Neoliberal policies are a struggle by the elites to reconquer the economic and political power they lost to the workers, whom they have managed to fragment into a multiplicity of groups, each forced onto the defensive, each attempting to preserve some acquisition that guarantees its dignity. The great secret of neoliberalism is that what we understand as the dismantling of some part of the social state, the privatization of some public service, the imposition of market competition in some sector, the deregulation of this or that is in fact a vast transfer of resources, wealth and power from “the commons” to the hands of the elite and their big corporations. That has been the true nature of the one-sided class warfare waged by the elite against society, for some thirty years.
That warfare could continue uninterrupted for as long as it held the promise that this was the only way to guarantee economic growth that would eventually allow the workers to increase their living standards. After the crisis of 2008, belief in the need for austerity helped to extend this context of one-sided struggle. But with the spring of 2012, the veil was lifted and the elite appeared for what it is: a class of “appropriators” who live and enrich themselves by transforming our collective heritage into their individual wealth and into assets for the big corporations. The future of the universities did not escape this logic, and the fee increase was an essential tool in this strategy of incorporation of the university. By challenging the increase in the name of free tuition, the movement altered the context. The struggle is now being waged by both sides. It is possible to think of a post-neoliberalism, and to go about constructing it. Over and beyond the electoral pause, a new era of change and social debate is opening before us.

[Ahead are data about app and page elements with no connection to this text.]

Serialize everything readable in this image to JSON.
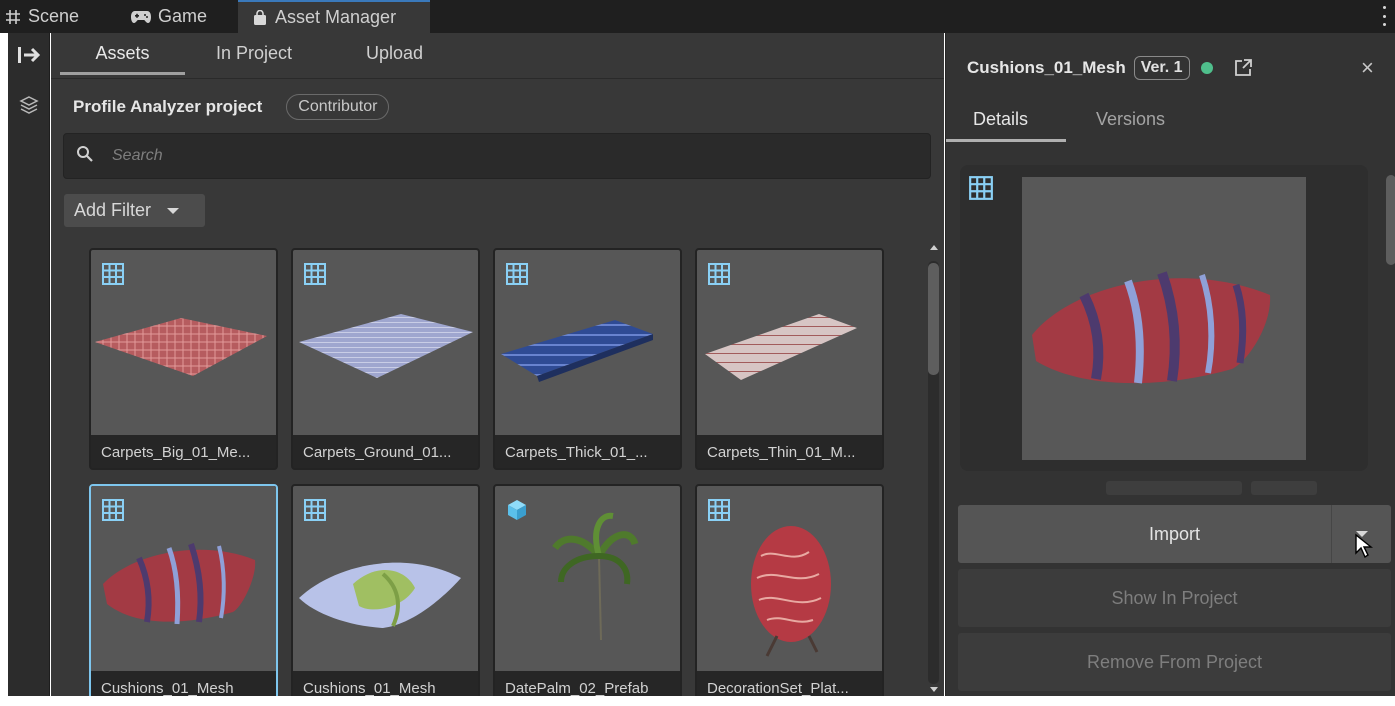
{
  "editor_tabs": [
    {
      "label": "Scene",
      "icon": "grid-icon"
    },
    {
      "label": "Game",
      "icon": "gamepad-icon"
    },
    {
      "label": "Asset Manager",
      "icon": "bag-icon"
    }
  ],
  "left_toolbar": [
    {
      "icon": "collapse-arrow-icon"
    },
    {
      "icon": "layers-icon"
    }
  ],
  "browser": {
    "tabs": [
      "Assets",
      "In Project",
      "Upload"
    ],
    "active_tab": "Assets",
    "project_name": "Profile Analyzer project",
    "role": "Contributor",
    "search": {
      "placeholder": "Search",
      "value": ""
    },
    "add_filter_label": "Add Filter"
  },
  "assets": [
    {
      "name": "Carpets_Big_01_Me...",
      "type": "mesh",
      "selected": false
    },
    {
      "name": "Carpets_Ground_01...",
      "type": "mesh",
      "selected": false
    },
    {
      "name": "Carpets_Thick_01_...",
      "type": "mesh",
      "selected": false
    },
    {
      "name": "Carpets_Thin_01_M...",
      "type": "mesh",
      "selected": false
    },
    {
      "name": "Cushions_01_Mesh",
      "type": "mesh",
      "selected": true
    },
    {
      "name": "Cushions_01_Mesh",
      "type": "mesh",
      "selected": false
    },
    {
      "name": "DatePalm_02_Prefab",
      "type": "prefab",
      "selected": false
    },
    {
      "name": "DecorationSet_Plat...",
      "type": "mesh",
      "selected": false
    }
  ],
  "detail": {
    "asset_name": "Cushions_01_Mesh",
    "version": "Ver. 1",
    "status_color": "#4fbf8c",
    "close_label": "×",
    "tabs": [
      "Details",
      "Versions"
    ],
    "active_tab": "Details",
    "import_label": "Import",
    "show_in_project_label": "Show In Project",
    "remove_from_project_label": "Remove From Project"
  },
  "colors": {
    "selection_outline": "#7ec6ee",
    "mesh_icon": "#8ad0f5",
    "prefab_icon": "#5bc0eb"
  }
}
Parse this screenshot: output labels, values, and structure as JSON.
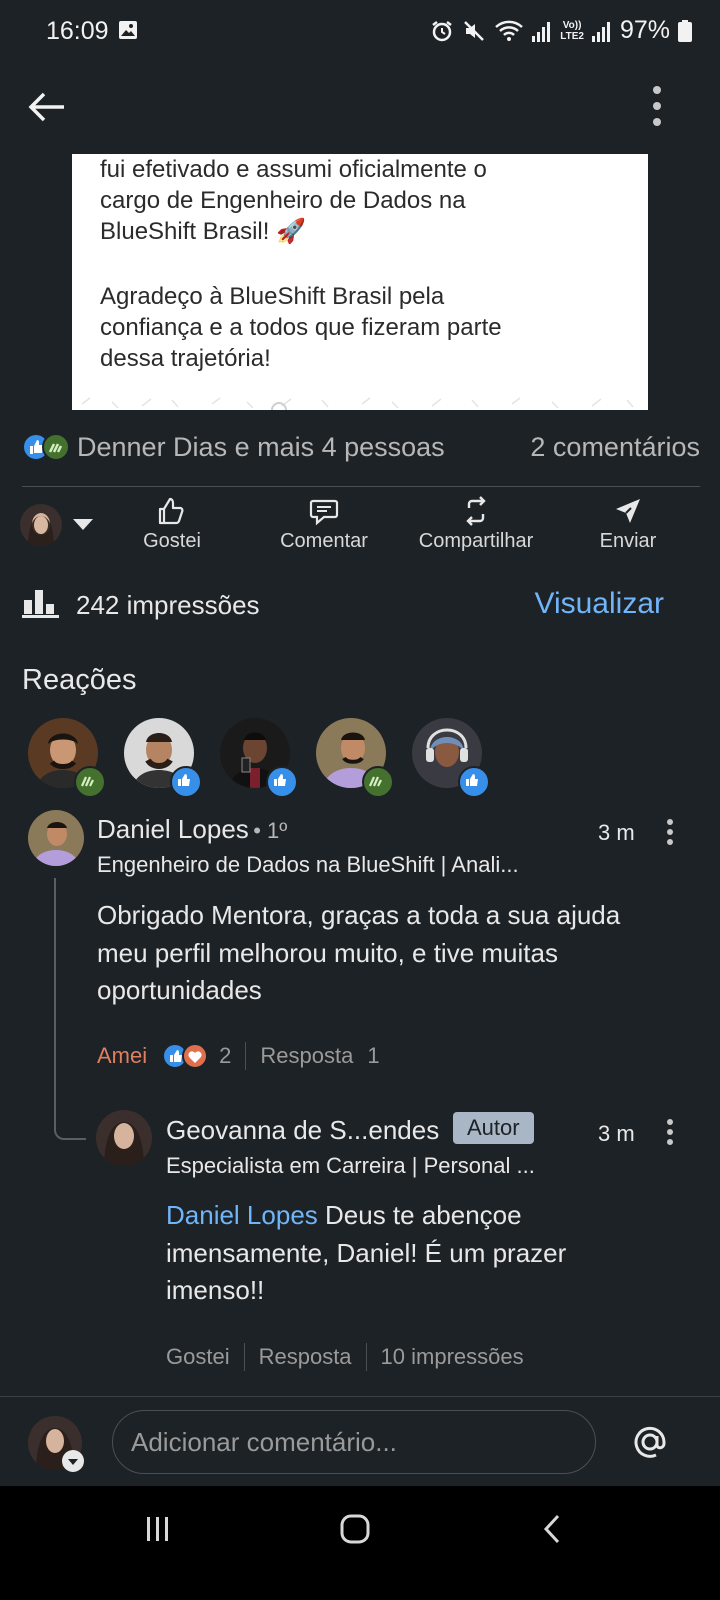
{
  "status_bar": {
    "time": "16:09",
    "battery": "97%",
    "network_label": "Vo))\nLTE2"
  },
  "post": {
    "text_lines": [
      "fui efetivado e assumi oficialmente o",
      "cargo de Engenheiro de Dados na",
      "BlueShift Brasil! 🚀",
      "Agradeço à BlueShift Brasil pela",
      "confiança e a todos que fizeram parte",
      "dessa trajetória!"
    ]
  },
  "reactions_summary": {
    "text": "Denner Dias e mais 4 pessoas",
    "comments": "2 comentários"
  },
  "actions": {
    "like": "Gostei",
    "comment": "Comentar",
    "share": "Compartilhar",
    "send": "Enviar"
  },
  "impressions": {
    "text": "242 impressões",
    "link": "Visualizar"
  },
  "reactions_section": {
    "title": "Reações"
  },
  "comments": [
    {
      "name": "Daniel Lopes",
      "degree": "• 1º",
      "subtitle": "Engenheiro de Dados na BlueShift | Anali...",
      "time": "3 m",
      "text": "Obrigado Mentora, graças a toda a sua ajuda meu perfil melhorou muito, e tive muitas oportunidades",
      "reaction_label": "Amei",
      "reaction_count": "2",
      "reply_label": "Resposta",
      "reply_count": "1"
    },
    {
      "name": "Geovanna de S...endes",
      "badge": "Autor",
      "subtitle": "Especialista em Carreira | Personal ...",
      "time": "3 m",
      "mention": "Daniel Lopes",
      "text": " Deus te abençoe imensamente, Daniel! É um prazer imenso!!",
      "like_label": "Gostei",
      "reply_label": "Resposta",
      "impressions": "10 impressões"
    }
  ],
  "comment_input": {
    "placeholder": "Adicionar comentário..."
  },
  "colors": {
    "background": "#1d2226",
    "link": "#70b5f9",
    "love": "#e07f5e"
  }
}
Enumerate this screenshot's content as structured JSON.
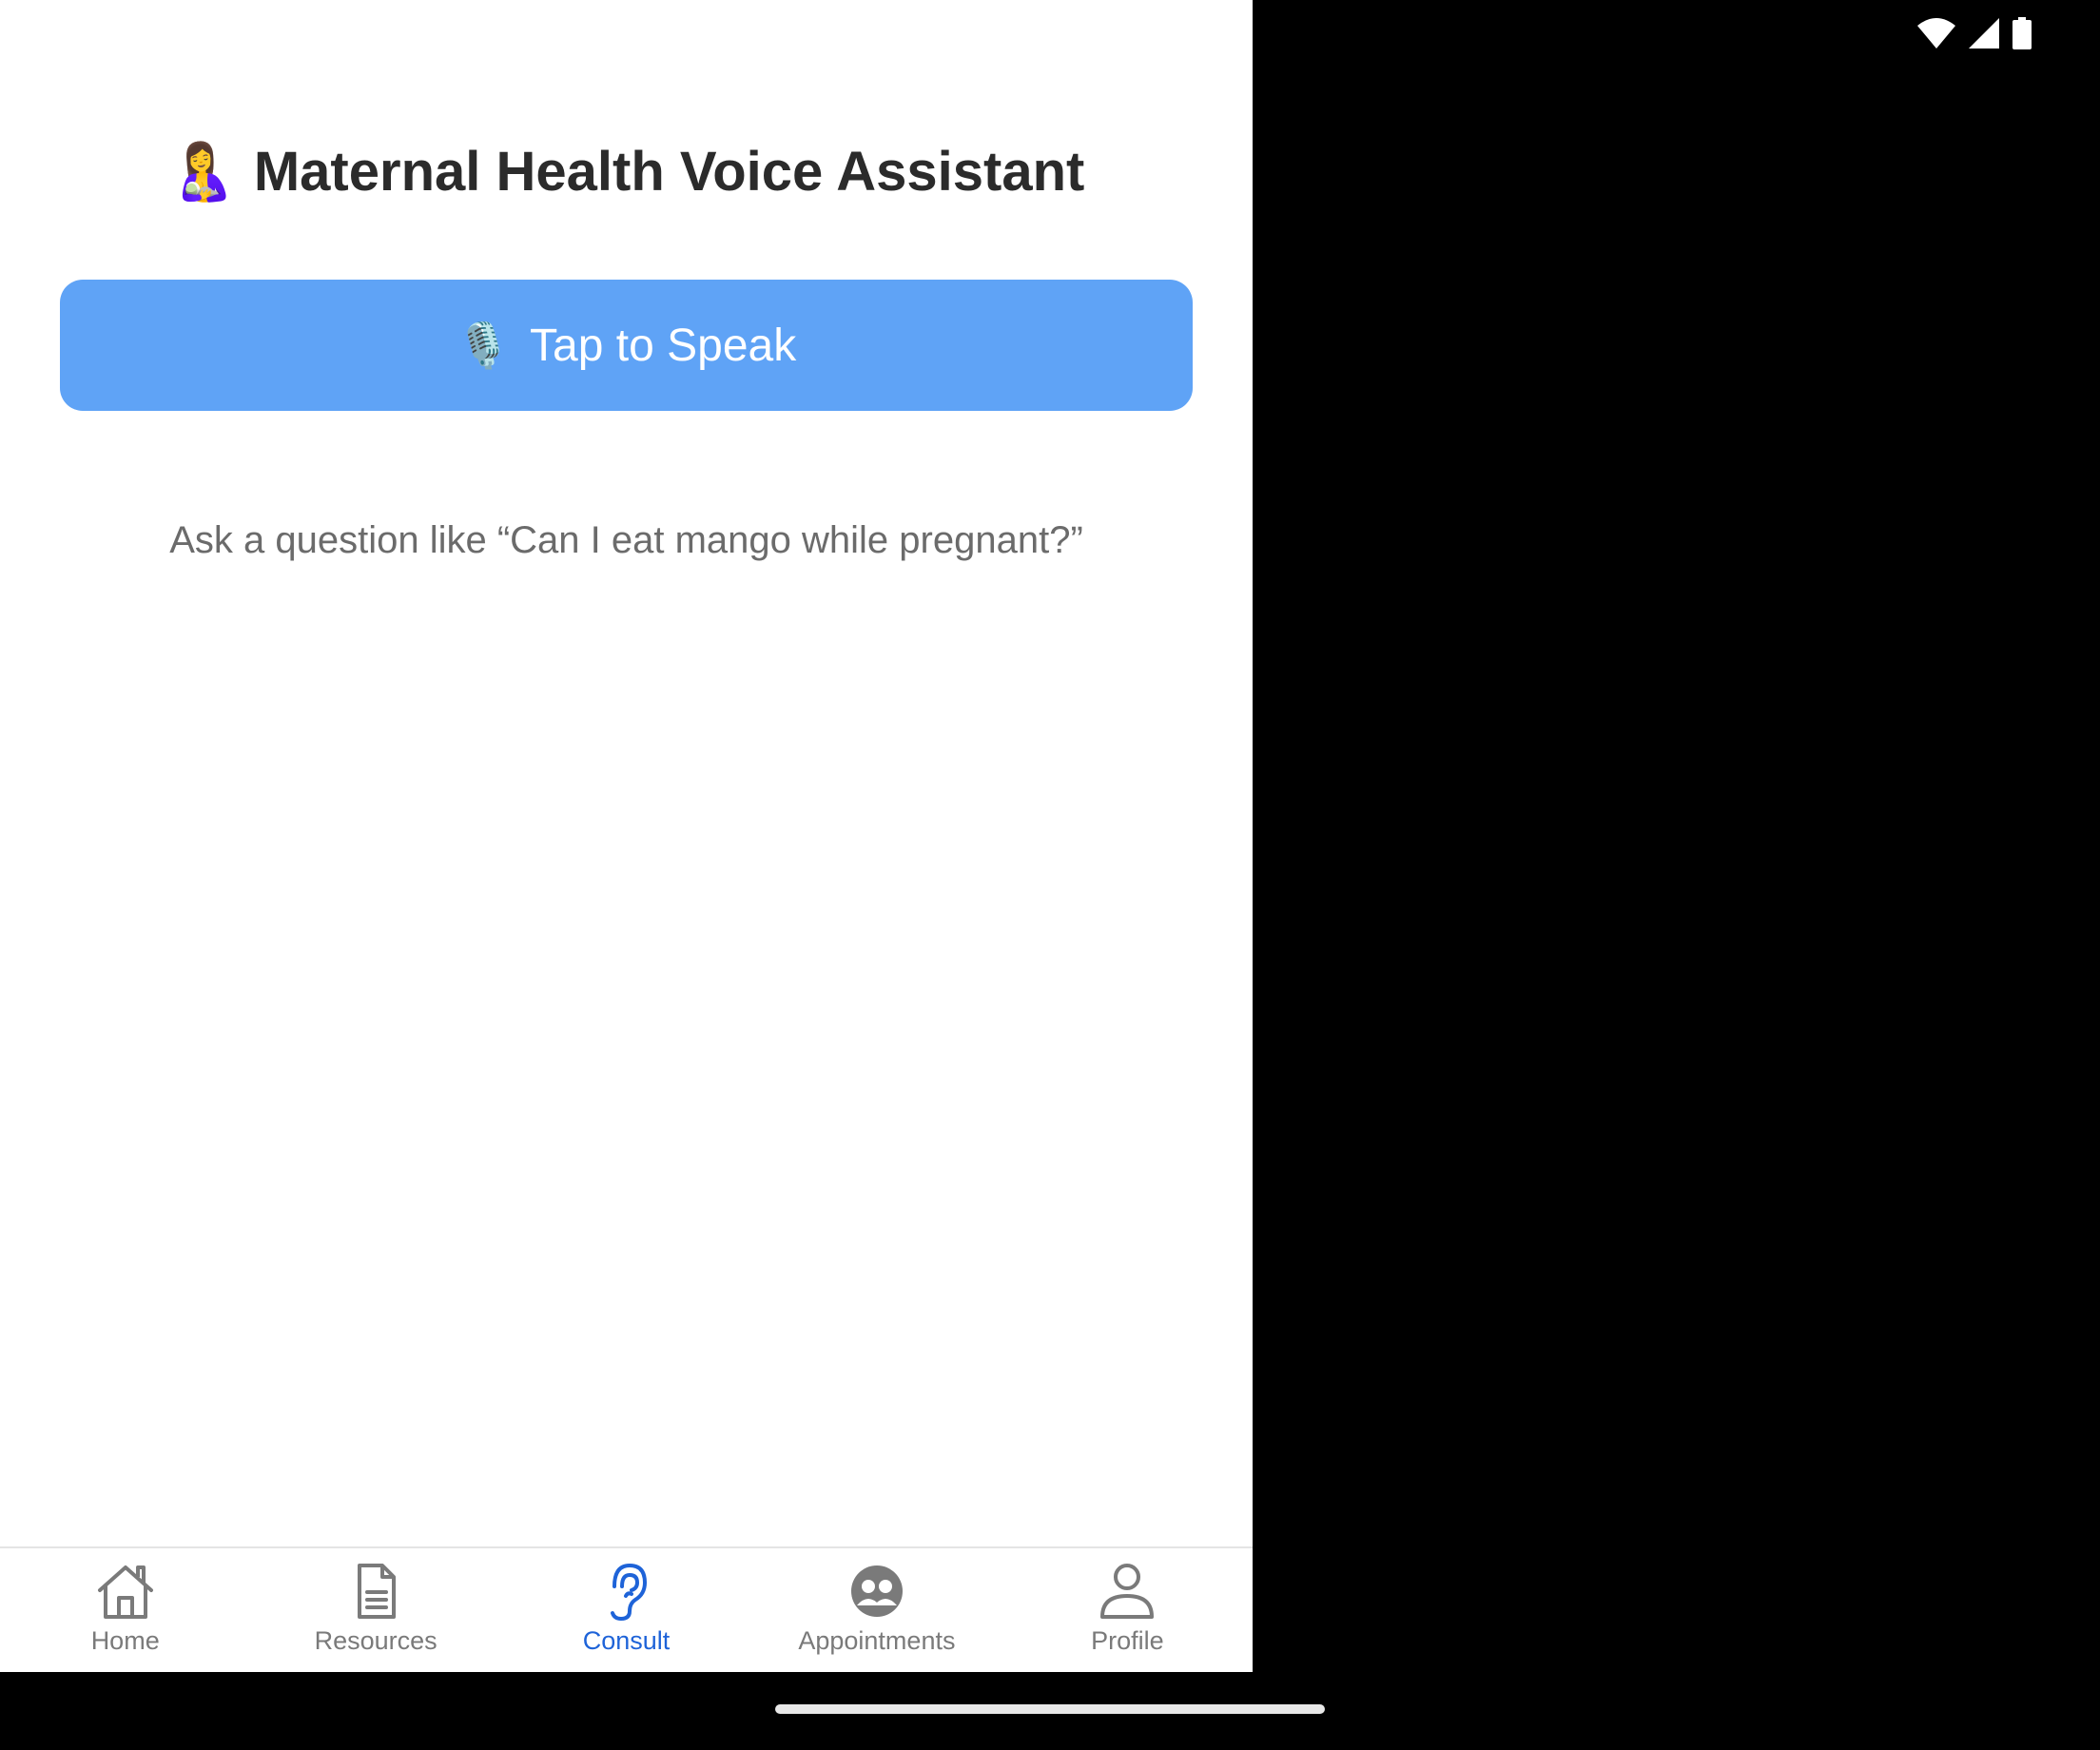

 For an English translation, see “Massive demonstrations support Quebec students striking against fee hikes”; the statement is appended to the article.
 Association pour une solidarité syndicale étudiante – Association for student union solidarity (ASSÉ); Coalition large de l’ASSÉ – Broad coalition of the ASSÉ (CLASSE).